Data records
_ _ _ _

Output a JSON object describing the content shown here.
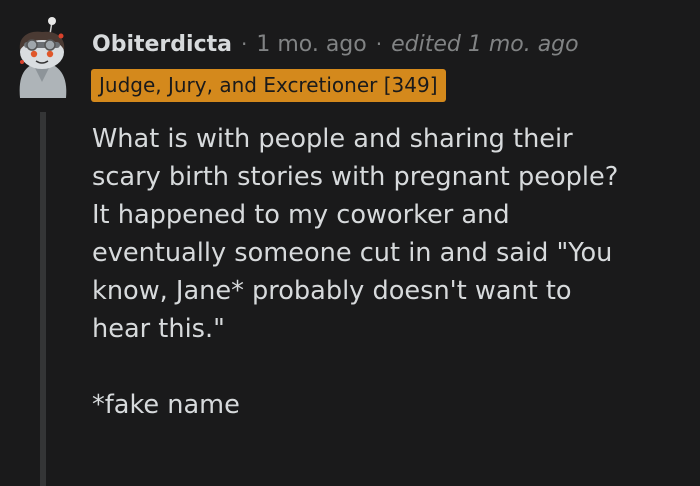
{
  "comment": {
    "avatar": {
      "icon": "snoo-avatar-icon"
    },
    "author": "Obiterdicta",
    "separator": "·",
    "time_ago": "1 mo. ago",
    "edited_label": "edited 1 mo. ago",
    "flair": {
      "text": "Judge, Jury, and Excretioner [349]",
      "background": "#d4891c"
    },
    "body": {
      "paragraph_1": "What is with people and sharing their\nscary birth stories with pregnant people?\nIt happened to my coworker and\neventually someone cut in and said \"You\nknow, Jane* probably doesn't want to\nhear this.\"",
      "paragraph_2": "*fake name"
    }
  },
  "colors": {
    "background": "#1a1a1b",
    "text": "#d7dadc",
    "meta_text": "#818384",
    "thread_line": "#343536"
  }
}
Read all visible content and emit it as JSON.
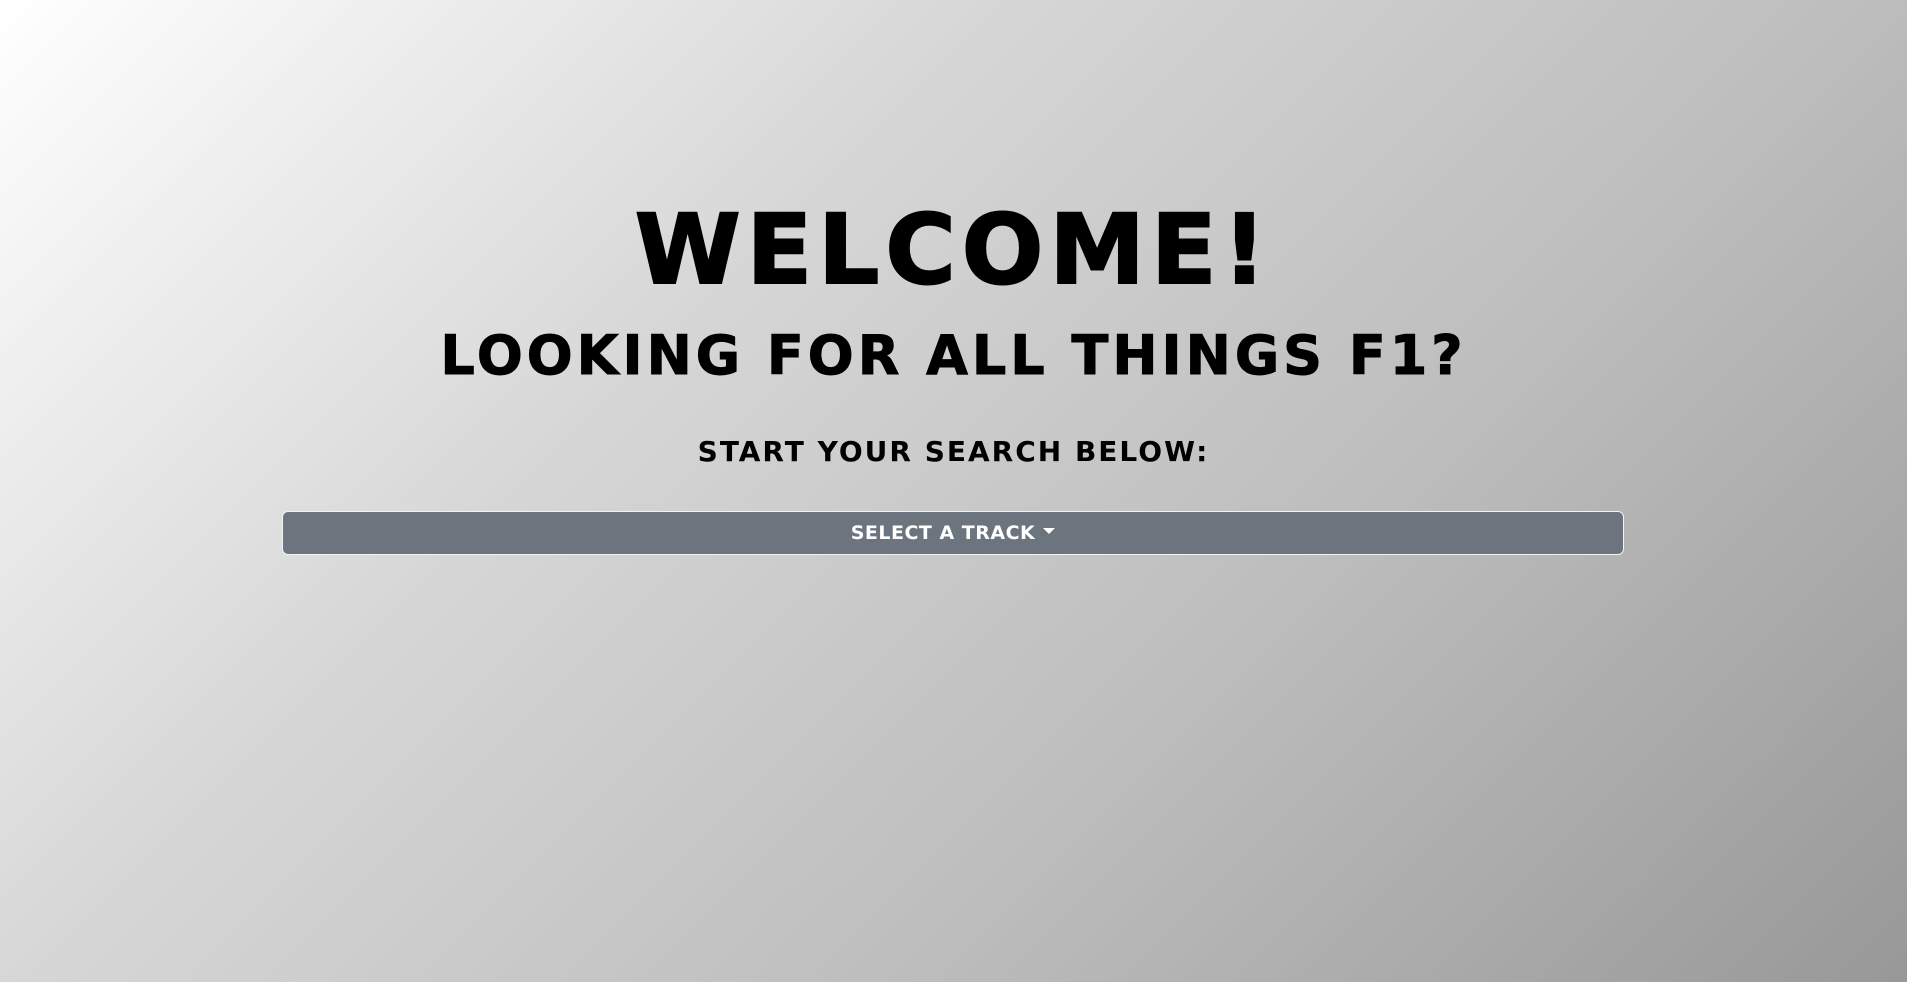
{
  "hero": {
    "title": "WELCOME!",
    "subtitle": "LOOKING FOR ALL THINGS F1?",
    "prompt": "START YOUR SEARCH BELOW:"
  },
  "dropdown": {
    "label": "SELECT A TRACK",
    "icon": "chevron-down-icon",
    "background_color": "#6c757d",
    "text_color": "#ffffff"
  },
  "theme": {
    "text_color": "#000000",
    "background_gradient": [
      "#ffffff",
      "#989898"
    ]
  }
}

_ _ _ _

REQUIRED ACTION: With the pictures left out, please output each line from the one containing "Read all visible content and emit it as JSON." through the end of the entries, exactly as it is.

RESULT FOR THIS TASK:
Read all visible content and emit it as JSON.
{
  "hero": {
    "title": "WELCOME!",
    "subtitle": "LOOKING FOR ALL THINGS F1?",
    "prompt": "START YOUR SEARCH BELOW:"
  },
  "dropdown": {
    "label": "SELECT A TRACK",
    "icon": "chevron-down-icon",
    "background_color": "#6c757d",
    "text_color": "#ffffff"
  },
  "theme": {
    "text_color": "#000000",
    "background_gradient": [
      "#ffffff",
      "#989898"
    ]
  }
}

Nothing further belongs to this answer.